:: WORK REQUIRED ::
List, from the lines below, each one with "JSON" in it.
================================
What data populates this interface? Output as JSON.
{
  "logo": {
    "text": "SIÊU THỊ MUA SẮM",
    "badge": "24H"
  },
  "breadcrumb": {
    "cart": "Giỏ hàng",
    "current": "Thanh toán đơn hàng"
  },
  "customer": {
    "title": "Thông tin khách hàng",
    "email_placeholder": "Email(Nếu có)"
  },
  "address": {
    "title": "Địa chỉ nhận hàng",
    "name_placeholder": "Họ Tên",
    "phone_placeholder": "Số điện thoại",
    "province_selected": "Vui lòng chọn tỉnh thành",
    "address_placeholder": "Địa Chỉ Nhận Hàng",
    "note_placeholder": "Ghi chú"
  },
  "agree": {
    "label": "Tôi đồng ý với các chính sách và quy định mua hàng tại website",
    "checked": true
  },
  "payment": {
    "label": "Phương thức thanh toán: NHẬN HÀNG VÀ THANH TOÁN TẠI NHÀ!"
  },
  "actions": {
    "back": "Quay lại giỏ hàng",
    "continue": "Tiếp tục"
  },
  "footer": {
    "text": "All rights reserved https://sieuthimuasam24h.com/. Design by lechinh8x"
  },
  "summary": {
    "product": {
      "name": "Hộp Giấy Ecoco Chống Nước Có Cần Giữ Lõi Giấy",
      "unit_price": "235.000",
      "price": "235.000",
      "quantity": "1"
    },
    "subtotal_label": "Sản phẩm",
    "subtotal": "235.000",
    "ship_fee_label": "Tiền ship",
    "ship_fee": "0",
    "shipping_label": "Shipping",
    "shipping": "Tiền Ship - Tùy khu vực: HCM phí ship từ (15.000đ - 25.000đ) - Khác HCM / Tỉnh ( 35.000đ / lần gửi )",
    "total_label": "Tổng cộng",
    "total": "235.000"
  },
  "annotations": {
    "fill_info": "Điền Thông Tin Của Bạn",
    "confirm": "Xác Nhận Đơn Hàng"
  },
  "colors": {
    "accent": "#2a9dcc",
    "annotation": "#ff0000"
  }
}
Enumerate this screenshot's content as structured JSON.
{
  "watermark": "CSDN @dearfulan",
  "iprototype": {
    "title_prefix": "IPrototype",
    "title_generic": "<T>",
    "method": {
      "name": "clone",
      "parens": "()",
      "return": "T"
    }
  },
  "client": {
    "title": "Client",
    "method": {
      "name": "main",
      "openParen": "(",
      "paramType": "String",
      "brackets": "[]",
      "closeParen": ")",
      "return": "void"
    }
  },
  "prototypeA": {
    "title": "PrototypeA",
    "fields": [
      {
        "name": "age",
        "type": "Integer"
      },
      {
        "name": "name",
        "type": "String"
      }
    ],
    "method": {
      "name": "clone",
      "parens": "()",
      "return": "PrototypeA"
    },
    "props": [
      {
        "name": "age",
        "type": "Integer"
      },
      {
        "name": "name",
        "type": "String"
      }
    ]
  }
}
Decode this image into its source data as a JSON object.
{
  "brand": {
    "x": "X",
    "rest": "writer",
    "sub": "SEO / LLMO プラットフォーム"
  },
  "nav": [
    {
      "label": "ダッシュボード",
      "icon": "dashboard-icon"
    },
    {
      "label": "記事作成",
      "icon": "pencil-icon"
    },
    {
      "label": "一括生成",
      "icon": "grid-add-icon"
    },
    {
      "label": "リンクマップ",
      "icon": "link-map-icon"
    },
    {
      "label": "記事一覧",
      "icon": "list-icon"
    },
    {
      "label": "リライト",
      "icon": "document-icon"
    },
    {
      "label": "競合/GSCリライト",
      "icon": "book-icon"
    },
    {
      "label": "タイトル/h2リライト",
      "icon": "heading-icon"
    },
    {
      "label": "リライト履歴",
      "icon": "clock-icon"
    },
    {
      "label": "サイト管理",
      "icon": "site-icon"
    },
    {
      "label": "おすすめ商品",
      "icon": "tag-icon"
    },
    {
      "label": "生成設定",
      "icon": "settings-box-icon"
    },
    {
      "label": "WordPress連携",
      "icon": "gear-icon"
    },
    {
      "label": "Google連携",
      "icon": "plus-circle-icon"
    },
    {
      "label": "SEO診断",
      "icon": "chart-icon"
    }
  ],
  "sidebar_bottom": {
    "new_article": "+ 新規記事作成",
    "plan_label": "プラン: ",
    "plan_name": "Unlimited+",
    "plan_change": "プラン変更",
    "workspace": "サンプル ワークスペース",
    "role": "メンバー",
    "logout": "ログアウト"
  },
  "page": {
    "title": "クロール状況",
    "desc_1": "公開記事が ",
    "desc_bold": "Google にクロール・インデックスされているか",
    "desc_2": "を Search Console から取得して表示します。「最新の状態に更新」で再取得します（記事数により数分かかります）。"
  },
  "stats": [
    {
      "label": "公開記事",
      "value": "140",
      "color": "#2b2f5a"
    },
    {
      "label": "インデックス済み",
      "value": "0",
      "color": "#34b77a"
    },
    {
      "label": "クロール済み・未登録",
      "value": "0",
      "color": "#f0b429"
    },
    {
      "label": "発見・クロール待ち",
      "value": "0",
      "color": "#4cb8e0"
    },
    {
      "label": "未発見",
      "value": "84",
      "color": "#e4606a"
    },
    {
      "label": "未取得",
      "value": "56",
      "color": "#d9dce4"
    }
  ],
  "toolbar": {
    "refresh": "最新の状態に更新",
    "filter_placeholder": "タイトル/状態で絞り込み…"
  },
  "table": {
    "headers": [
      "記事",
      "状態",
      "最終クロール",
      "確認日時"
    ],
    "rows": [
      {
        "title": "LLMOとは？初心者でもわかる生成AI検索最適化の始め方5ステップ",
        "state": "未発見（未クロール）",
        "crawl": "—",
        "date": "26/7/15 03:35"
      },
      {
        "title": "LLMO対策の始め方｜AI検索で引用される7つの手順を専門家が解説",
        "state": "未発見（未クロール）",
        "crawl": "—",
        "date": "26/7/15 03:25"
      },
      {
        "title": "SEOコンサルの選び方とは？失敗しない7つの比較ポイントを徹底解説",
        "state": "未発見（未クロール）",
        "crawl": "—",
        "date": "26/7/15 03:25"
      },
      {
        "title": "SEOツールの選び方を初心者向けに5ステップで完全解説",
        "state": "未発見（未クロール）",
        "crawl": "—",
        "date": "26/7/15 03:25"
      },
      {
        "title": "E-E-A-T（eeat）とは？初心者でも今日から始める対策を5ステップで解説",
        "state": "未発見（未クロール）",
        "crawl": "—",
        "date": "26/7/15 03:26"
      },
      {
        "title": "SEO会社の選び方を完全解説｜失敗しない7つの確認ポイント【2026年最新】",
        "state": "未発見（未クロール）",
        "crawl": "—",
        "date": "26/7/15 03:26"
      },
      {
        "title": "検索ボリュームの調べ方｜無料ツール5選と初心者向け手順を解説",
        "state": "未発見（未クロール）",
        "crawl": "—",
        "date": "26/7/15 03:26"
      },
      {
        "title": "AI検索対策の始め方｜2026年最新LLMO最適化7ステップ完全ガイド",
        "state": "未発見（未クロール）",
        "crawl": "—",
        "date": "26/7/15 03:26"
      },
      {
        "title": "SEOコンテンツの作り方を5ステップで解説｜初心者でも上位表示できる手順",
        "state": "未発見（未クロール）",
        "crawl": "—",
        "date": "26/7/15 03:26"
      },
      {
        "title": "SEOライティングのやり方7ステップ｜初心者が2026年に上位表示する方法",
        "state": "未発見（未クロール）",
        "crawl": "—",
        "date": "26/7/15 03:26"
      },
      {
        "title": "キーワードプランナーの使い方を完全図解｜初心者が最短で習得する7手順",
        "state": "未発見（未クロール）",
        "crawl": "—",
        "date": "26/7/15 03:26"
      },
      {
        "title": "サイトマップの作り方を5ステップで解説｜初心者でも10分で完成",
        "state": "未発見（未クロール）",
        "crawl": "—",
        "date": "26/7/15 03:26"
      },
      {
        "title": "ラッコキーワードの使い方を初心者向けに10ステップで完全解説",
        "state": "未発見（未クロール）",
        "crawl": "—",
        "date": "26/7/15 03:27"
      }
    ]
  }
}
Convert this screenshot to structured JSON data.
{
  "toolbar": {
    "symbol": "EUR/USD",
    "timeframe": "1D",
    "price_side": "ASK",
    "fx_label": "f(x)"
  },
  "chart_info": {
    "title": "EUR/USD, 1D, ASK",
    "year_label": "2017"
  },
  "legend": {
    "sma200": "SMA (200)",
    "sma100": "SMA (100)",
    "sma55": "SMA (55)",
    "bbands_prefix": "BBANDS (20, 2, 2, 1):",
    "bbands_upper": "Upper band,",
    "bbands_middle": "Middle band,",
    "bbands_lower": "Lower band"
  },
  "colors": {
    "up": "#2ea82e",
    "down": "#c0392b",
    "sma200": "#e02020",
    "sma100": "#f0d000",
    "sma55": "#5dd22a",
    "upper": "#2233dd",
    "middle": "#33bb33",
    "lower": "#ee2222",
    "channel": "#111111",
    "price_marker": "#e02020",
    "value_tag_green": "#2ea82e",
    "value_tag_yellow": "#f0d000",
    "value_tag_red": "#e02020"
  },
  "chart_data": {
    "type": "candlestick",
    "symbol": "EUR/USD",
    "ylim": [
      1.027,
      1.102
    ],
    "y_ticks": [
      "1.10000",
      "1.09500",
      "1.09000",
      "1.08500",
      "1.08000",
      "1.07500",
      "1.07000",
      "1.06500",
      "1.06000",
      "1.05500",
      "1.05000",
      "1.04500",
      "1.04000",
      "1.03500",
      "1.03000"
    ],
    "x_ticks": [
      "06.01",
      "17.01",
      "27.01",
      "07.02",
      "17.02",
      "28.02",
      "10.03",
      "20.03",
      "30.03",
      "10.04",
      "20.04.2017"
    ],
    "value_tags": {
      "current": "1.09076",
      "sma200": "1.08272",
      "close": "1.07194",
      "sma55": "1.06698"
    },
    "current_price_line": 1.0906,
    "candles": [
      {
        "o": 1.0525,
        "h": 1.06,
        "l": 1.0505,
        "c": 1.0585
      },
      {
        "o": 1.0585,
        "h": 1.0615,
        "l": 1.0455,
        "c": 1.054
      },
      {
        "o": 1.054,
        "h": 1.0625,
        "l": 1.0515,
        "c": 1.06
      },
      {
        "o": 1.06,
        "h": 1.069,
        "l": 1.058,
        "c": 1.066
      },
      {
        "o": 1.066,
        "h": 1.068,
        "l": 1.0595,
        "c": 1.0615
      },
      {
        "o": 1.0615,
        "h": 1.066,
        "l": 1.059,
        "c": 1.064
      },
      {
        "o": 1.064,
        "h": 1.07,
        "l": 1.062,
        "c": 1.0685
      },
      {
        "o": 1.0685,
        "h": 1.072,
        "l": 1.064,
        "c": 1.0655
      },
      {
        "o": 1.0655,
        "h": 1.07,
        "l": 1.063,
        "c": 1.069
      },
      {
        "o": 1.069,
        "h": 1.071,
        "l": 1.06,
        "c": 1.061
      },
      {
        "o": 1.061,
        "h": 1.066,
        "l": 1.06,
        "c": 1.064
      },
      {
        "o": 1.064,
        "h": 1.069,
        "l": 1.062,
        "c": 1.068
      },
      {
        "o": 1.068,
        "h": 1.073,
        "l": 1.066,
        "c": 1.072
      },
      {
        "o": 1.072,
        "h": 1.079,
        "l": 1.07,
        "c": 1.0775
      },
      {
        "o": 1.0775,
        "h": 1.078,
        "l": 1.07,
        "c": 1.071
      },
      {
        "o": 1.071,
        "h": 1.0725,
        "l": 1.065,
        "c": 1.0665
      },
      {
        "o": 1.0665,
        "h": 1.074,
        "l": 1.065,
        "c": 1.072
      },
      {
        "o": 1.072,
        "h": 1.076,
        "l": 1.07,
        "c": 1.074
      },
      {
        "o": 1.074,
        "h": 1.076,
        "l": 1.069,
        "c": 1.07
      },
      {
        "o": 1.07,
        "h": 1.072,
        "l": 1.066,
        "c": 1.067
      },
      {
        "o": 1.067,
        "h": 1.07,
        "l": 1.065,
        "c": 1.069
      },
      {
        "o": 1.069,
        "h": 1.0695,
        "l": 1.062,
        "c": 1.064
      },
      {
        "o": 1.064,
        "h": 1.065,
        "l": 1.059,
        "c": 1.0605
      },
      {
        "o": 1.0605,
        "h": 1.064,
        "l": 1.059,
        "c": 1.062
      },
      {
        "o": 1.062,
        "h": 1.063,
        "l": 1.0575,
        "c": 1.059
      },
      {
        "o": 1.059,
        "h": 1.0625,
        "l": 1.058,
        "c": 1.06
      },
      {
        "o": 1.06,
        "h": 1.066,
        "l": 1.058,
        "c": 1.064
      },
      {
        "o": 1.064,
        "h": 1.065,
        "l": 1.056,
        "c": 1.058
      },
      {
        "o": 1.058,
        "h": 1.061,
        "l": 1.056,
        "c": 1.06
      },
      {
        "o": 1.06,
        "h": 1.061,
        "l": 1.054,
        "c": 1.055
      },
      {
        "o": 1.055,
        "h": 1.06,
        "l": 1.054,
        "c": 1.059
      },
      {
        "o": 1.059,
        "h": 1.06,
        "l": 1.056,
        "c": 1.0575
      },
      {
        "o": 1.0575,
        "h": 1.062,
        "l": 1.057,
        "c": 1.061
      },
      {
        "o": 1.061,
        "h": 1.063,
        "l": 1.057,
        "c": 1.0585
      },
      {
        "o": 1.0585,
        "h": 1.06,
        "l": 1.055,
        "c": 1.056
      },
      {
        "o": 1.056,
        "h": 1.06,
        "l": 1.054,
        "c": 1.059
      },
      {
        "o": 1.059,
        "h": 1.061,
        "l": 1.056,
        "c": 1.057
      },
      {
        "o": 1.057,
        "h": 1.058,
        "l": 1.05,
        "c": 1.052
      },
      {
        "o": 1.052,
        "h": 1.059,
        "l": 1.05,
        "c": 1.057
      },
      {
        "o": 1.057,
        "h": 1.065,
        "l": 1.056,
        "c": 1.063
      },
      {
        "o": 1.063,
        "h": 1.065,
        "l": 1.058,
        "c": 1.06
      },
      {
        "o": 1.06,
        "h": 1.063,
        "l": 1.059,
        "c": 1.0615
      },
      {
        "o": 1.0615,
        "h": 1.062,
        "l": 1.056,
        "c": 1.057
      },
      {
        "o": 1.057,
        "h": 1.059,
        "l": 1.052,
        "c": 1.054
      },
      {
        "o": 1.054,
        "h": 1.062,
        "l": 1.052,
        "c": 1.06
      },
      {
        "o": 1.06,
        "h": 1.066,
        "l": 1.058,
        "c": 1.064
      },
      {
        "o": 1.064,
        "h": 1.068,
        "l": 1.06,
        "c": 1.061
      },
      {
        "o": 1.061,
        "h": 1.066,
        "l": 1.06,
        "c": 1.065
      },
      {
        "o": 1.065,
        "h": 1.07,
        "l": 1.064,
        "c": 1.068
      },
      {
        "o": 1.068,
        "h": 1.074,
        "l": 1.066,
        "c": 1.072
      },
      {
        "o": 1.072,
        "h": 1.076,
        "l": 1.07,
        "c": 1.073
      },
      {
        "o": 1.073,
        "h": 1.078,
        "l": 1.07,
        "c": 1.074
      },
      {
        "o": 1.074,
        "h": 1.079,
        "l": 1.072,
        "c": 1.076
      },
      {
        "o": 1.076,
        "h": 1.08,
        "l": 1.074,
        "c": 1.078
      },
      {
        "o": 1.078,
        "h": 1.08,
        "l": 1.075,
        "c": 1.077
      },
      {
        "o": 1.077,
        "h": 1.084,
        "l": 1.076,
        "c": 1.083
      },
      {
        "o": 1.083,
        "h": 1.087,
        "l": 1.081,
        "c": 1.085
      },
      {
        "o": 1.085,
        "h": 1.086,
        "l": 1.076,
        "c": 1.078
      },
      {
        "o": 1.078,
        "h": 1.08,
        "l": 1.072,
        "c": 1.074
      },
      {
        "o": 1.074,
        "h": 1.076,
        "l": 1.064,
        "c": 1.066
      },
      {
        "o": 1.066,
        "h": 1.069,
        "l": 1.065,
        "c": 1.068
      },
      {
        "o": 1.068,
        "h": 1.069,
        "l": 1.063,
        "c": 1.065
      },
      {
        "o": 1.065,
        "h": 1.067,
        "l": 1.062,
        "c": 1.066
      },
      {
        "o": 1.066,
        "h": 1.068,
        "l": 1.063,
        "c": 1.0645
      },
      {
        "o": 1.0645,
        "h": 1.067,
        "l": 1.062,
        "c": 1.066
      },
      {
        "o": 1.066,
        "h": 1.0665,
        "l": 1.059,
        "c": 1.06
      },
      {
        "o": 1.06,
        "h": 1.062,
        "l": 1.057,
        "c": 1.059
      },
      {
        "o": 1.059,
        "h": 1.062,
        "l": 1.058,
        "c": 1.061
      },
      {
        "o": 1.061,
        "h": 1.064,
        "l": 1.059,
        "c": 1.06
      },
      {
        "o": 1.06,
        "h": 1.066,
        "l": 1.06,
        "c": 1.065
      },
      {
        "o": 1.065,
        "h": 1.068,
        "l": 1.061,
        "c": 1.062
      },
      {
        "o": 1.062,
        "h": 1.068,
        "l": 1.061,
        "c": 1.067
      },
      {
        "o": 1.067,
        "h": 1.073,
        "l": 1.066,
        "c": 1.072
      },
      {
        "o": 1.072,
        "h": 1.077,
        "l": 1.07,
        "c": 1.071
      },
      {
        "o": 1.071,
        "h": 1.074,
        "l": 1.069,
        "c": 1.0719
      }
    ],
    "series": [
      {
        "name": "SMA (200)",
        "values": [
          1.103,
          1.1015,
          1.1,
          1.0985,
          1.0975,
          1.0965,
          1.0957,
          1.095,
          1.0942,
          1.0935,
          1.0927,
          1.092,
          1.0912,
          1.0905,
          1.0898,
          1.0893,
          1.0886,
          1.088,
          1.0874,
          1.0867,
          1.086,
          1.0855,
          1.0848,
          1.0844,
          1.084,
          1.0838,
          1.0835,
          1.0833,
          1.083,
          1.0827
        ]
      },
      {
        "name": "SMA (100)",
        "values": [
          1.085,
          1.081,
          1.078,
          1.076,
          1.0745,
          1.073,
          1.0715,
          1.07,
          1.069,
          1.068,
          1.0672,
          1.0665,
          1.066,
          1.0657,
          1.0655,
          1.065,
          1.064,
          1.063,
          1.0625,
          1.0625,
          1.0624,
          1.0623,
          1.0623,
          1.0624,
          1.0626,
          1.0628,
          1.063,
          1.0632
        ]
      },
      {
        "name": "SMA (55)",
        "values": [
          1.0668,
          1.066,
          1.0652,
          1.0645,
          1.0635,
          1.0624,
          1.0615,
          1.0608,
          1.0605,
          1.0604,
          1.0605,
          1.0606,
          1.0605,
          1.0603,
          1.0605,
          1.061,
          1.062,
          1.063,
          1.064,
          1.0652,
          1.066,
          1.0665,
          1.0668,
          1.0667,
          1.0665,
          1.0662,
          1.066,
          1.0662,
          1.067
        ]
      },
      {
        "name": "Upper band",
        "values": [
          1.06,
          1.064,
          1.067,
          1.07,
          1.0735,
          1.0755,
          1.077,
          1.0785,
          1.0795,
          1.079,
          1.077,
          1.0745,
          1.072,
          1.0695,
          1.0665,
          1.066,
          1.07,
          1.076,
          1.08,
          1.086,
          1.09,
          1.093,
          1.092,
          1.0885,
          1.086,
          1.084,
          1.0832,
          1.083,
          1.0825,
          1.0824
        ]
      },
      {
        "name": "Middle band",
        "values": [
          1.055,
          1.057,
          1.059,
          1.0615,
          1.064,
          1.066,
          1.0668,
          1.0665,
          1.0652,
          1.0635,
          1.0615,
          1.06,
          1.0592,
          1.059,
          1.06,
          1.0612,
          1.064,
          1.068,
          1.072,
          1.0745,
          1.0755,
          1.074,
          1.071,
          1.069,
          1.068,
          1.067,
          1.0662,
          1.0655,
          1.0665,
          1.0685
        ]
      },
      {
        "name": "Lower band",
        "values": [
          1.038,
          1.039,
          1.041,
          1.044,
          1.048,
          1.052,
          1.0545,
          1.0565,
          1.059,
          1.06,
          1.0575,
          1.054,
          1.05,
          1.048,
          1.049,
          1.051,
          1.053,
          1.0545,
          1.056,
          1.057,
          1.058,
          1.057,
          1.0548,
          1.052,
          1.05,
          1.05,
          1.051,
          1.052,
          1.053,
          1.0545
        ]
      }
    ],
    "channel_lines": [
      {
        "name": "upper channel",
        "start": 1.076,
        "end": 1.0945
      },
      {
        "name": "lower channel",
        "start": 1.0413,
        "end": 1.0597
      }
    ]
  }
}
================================
:: ANSWER AREA ::
What data populates this interface? Output as JSON.
Enumerate this screenshot's content as structured JSON.
Decode this image into its source data as a JSON object.
Convert this screenshot to structured JSON data.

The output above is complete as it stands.